== DESCRIPTION OF THE TASK ==
Below are some records. Copy every line in them that holds "this".

== INFORMATION SUPPLIED ==
*** Begin section ***
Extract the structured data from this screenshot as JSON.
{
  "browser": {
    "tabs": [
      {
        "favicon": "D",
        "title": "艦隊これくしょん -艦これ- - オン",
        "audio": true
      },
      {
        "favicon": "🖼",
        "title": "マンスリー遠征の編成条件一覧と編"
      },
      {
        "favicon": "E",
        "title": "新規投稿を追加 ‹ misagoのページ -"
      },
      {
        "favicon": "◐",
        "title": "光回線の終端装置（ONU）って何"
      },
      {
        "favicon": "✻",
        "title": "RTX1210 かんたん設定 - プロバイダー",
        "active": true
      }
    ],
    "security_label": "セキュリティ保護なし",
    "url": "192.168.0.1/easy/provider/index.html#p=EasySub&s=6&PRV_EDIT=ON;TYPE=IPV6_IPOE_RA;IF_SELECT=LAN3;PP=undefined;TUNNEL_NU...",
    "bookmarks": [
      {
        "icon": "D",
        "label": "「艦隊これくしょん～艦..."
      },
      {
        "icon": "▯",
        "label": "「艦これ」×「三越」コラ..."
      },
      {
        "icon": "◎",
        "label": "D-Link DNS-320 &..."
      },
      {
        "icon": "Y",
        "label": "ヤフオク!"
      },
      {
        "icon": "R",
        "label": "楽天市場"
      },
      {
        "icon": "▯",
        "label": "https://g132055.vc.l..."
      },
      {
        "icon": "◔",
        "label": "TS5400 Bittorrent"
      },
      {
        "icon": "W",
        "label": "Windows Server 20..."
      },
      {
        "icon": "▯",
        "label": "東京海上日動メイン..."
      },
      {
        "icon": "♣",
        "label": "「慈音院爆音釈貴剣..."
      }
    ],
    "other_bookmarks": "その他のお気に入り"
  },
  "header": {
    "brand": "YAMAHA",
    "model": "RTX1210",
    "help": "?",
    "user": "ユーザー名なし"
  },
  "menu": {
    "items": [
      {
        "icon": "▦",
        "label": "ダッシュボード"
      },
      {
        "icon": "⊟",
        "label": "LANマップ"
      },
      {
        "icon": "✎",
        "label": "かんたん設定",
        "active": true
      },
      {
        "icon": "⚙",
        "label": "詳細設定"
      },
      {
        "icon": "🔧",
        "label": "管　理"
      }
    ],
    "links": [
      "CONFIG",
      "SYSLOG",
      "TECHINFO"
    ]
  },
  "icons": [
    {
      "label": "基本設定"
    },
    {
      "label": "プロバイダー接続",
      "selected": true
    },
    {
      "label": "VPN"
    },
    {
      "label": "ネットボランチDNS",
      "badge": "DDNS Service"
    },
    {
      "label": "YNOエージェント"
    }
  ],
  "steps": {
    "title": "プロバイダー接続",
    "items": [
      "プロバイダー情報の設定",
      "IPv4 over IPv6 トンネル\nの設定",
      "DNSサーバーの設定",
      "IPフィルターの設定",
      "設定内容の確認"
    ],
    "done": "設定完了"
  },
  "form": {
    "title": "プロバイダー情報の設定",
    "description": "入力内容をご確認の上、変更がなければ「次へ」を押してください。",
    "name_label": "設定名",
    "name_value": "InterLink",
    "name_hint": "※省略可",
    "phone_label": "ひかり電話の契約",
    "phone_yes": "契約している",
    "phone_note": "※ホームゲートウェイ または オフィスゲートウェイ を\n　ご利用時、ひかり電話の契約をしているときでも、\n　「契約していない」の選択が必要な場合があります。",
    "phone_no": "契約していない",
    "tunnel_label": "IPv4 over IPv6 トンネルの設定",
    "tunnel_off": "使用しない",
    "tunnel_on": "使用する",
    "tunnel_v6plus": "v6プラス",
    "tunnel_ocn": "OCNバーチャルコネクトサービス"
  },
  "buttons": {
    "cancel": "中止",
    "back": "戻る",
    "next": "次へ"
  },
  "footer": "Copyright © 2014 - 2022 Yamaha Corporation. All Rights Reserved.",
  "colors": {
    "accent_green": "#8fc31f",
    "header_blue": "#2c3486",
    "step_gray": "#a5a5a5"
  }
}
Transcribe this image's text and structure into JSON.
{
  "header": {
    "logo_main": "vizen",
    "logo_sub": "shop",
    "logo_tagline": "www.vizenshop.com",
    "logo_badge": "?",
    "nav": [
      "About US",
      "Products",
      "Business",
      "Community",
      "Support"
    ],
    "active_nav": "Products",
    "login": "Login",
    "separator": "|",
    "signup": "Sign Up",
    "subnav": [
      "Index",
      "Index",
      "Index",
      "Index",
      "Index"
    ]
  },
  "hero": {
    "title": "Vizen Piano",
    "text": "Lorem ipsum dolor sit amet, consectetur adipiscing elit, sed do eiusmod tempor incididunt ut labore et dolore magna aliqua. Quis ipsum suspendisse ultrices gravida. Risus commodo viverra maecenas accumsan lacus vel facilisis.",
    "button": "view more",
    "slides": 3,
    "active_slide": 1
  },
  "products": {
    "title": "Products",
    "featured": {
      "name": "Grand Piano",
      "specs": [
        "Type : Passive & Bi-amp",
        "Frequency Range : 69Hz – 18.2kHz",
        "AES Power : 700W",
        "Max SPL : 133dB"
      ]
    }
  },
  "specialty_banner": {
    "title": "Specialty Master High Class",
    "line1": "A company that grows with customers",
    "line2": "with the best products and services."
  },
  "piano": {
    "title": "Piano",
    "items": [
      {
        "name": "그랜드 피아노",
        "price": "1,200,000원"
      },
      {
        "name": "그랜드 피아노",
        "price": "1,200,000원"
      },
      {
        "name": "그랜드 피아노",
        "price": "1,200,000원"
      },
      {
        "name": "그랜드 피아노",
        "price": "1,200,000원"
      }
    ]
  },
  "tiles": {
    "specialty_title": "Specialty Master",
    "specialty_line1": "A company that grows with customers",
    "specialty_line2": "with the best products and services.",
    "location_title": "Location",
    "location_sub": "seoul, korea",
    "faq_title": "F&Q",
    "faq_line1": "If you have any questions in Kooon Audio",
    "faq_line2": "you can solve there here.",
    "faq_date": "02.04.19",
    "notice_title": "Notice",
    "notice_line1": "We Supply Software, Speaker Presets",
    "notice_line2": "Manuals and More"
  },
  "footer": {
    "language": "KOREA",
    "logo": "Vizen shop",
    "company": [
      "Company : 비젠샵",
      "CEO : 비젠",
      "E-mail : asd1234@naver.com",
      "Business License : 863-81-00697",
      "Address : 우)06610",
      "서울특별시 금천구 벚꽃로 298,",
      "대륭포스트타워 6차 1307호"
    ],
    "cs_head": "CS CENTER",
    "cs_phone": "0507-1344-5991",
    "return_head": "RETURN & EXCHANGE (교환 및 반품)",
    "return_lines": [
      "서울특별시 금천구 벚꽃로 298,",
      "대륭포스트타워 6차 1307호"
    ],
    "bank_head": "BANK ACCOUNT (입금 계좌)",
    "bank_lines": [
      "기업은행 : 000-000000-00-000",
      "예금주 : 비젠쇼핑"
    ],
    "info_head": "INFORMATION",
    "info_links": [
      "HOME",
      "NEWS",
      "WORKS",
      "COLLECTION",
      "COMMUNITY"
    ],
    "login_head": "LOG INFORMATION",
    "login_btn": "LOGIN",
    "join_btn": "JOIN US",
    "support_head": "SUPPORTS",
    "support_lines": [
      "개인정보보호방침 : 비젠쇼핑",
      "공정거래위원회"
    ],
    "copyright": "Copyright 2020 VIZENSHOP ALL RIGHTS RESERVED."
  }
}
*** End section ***
== EXERCISE OUTPUT ==
Extract the structured data from this screenshot as JSON.
Transcribe this image's text and structure into JSON.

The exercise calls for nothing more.